*BRIEF*. Please give the listing underneath again, exactly as shown.

*RAW DATA*.
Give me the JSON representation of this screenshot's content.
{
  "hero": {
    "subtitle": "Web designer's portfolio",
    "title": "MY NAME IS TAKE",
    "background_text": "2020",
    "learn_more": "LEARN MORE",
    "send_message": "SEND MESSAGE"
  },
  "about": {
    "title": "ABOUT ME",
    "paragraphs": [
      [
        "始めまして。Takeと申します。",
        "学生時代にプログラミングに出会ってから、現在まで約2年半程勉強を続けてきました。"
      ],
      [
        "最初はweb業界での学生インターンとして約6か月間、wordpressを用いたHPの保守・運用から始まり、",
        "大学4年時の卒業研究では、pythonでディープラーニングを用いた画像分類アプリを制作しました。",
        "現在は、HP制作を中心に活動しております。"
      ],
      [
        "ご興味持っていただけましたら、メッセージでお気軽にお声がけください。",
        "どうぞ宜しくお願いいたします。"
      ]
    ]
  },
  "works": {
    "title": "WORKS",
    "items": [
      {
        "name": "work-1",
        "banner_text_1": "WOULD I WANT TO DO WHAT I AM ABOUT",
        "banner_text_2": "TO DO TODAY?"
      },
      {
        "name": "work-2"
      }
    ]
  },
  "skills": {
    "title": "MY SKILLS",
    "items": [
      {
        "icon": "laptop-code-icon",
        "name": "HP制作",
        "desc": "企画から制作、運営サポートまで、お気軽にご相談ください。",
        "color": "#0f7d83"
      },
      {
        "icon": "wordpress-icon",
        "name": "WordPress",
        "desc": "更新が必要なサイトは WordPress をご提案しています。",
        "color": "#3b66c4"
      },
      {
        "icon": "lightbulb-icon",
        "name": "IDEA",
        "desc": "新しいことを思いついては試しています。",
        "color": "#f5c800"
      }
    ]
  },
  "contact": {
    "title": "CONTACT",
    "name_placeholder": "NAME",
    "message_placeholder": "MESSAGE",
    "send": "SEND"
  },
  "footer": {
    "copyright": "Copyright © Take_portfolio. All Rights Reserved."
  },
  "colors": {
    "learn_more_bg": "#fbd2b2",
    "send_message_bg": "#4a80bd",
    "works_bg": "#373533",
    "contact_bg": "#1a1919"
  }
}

*ANSWER SECTION*.
Give me the JSON representation of this screenshot's content.
{
  "hero": {
    "subtitle": "Web designer's portfolio",
    "title": "MY NAME IS TAKE",
    "background_text": "2020",
    "learn_more": "LEARN MORE",
    "send_message": "SEND MESSAGE"
  },
  "about": {
    "title": "ABOUT ME",
    "paragraphs": [
      [
        "始めまして。Takeと申します。",
        "学生時代にプログラミングに出会ってから、現在まで約2年半程勉強を続けてきました。"
      ],
      [
        "最初はweb業界での学生インターンとして約6か月間、wordpressを用いたHPの保守・運用から始まり、",
        "大学4年時の卒業研究では、pythonでディープラーニングを用いた画像分類アプリを制作しました。",
        "現在は、HP制作を中心に活動しております。"
      ],
      [
        "ご興味持っていただけましたら、メッセージでお気軽にお声がけください。",
        "どうぞ宜しくお願いいたします。"
      ]
    ]
  },
  "works": {
    "title": "WORKS",
    "items": [
      {
        "name": "work-1",
        "banner_text_1": "WOULD I WANT TO DO WHAT I AM ABOUT",
        "banner_text_2": "TO DO TODAY?"
      },
      {
        "name": "work-2"
      }
    ]
  },
  "skills": {
    "title": "MY SKILLS",
    "items": [
      {
        "icon": "laptop-code-icon",
        "name": "HP制作",
        "desc": "企画から制作、運営サポートまで、お気軽にご相談ください。",
        "color": "#0f7d83"
      },
      {
        "icon": "wordpress-icon",
        "name": "WordPress",
        "desc": "更新が必要なサイトは WordPress をご提案しています。",
        "color": "#3b66c4"
      },
      {
        "icon": "lightbulb-icon",
        "name": "IDEA",
        "desc": "新しいことを思いついては試しています。",
        "color": "#f5c800"
      }
    ]
  },
  "contact": {
    "title": "CONTACT",
    "name_placeholder": "NAME",
    "message_placeholder": "MESSAGE",
    "send": "SEND"
  },
  "footer": {
    "copyright": "Copyright © Take_portfolio. All Rights Reserved."
  },
  "colors": {
    "learn_more_bg": "#fbd2b2",
    "send_message_bg": "#4a80bd",
    "works_bg": "#373533",
    "contact_bg": "#1a1919"
  }
}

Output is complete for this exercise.